As an advocate for sustainability, it was heartening to see Sweden’s commitment to sustainability and environmental protection, that private individuals and companies actively embrace sustainable methods and take responsibility for minimizing their environmental impact. I was lucky enough to gain practical experience of the circular economy by working for a Swedish startup that fights food waste. By coming into contact with a variety of like-minded people, I have really been exposed to different cultures and ideas. I now have a network that spans borders.
What is your most important lesson? Something you take with you in your work to support sustainable development and improve Sri Lanka?
The most empowering thing that happened to me recently was the knowledge I gained through my Master’s program. Malmö University helped me gain knowledge about sustainable project management and design at the intersection between social innovations and entrepreneurship. I got a grip on my own ability to face complex issues and come up with design solutions for them.
In order to challenge the status quo, it is of the utmost importance to involve several different stakeholders and facilitate knowledge sharing, resource gathering and collective problem solving. The startup community at Scania gave me the opportunity to make connections with co-founders and industry experts from different parts of the world who all strive to change their communities.
Where do you hope to be in 10 years?
I believe that there is great potential for social entrepreneurship and innovation in startups and that they will play a decisive role in addressing societal challenges and creating a more sustainable and fair world. To that end, I want to use my personal story of change in the world to achieve small disruptions that can in turn contribute to large-scale change. My goal is to create measurable social and environmental change by creating a common platform and network that will connect social entrepreneurs, investors and mentors, enabling learning and collaboration on a global scale.
3 quick questions to Tailor Store’s CEO Magnus Loodberg about tailor-made garments developed and sewn in Sri Lanka. Magnus founded Tailor Store when he was 23 years old after an IT internship in Sri Lanka. He had no background in clothing but understood the potential of offering made-to-measure garments online. The biggest markets today are the US, Switzerland, Germany, France, UK, Australia and the Nordics.
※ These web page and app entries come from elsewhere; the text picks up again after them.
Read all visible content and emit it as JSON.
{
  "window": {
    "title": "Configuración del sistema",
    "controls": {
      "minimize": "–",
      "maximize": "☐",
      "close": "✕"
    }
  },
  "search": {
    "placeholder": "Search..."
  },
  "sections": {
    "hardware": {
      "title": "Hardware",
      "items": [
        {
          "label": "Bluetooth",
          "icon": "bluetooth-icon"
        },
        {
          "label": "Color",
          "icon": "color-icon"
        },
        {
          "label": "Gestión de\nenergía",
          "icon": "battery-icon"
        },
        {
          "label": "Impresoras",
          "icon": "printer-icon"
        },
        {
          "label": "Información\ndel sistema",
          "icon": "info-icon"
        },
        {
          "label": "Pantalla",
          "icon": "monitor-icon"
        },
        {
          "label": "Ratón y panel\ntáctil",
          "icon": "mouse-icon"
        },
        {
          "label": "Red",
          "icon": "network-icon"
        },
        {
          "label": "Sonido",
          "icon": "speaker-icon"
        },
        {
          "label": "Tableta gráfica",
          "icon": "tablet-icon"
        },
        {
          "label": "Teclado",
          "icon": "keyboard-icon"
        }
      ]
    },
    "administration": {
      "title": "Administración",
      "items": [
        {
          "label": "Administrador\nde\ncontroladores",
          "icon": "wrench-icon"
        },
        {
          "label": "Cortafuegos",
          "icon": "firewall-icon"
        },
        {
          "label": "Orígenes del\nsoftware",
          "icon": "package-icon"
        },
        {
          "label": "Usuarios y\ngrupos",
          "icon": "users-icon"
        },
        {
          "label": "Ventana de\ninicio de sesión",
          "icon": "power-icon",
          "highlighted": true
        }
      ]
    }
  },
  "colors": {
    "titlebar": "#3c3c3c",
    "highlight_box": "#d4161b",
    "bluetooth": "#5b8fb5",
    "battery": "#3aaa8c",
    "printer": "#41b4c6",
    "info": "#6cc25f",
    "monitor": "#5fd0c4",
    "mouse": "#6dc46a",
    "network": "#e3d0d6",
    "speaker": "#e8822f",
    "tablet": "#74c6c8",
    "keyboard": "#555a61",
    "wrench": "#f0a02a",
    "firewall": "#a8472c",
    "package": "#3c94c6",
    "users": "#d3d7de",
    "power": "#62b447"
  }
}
Why Sri Lanka? During my internship, I had made friends on the island that I trusted. They introduced me to more people. I was always treated very well. Everyone was engaged and wanted to learn. 20 years later, we have 500 employees in Sri Lanka and two factories in a subsidiary.
How do you work on the management of the business? We have an all-Lankan management team. Loyalty and the desire to contribute to a better country permeate the management culture. We have weekly meetings and travel regularly to Sri Lanka. The production process has evolved a lot since the beginning but always based on the basic idea of offering a perfect individual fit at a reasonable price. Today, the production process is highly automated. Every member of the production team has a tablet at their working station with information about the individual garment to be sewn.
What advice would you give to anyone planning a manufacturing operation in Sri Lanka? Sri Lankans are friendly and accommodating. Therefore, initially find a reliable person who speaks the language. This person can act as your sounding board. At the same time, establishment takes time. Therefore, be patient but make demands and work with deadlines. We did everything from scratch. First, we bought land and then we built the two factories. It proved to work very well mainly due to that we found the right person from the start.